Records:
****

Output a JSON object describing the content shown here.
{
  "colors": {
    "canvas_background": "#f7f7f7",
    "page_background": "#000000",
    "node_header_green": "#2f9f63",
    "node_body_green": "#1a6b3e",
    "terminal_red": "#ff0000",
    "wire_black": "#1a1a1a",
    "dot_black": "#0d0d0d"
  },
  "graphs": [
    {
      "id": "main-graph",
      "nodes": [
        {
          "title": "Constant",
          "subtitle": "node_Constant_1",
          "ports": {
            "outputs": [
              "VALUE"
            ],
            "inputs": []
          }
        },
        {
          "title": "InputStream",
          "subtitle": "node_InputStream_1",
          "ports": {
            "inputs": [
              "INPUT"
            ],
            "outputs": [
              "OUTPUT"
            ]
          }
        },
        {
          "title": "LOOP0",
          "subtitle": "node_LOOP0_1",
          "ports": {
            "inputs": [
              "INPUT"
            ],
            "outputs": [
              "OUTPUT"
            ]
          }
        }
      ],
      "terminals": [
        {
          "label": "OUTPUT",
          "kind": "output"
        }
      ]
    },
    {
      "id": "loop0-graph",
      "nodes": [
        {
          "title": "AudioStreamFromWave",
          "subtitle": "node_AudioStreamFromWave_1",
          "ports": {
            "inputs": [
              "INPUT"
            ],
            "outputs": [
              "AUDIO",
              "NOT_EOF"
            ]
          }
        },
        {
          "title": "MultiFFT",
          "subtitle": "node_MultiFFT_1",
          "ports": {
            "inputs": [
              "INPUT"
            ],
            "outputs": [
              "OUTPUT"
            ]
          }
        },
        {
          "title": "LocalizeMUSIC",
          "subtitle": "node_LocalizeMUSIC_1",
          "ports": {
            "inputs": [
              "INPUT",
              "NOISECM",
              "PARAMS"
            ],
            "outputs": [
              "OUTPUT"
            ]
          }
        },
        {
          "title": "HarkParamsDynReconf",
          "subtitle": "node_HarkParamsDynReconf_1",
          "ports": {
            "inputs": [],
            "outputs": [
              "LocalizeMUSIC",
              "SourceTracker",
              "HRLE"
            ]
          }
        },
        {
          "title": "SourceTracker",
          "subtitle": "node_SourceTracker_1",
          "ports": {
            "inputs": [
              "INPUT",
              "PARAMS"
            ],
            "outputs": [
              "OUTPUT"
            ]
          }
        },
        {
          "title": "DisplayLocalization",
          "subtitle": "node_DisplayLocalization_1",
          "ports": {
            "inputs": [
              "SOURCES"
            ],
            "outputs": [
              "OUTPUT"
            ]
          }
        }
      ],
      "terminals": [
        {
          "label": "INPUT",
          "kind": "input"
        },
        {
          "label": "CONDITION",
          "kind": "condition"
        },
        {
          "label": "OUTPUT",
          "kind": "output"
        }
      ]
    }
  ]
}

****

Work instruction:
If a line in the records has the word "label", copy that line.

Solution to this task:
          "label": "OUTPUT",
          "label": "INPUT",
          "label": "CONDITION",
          "label": "OUTPUT",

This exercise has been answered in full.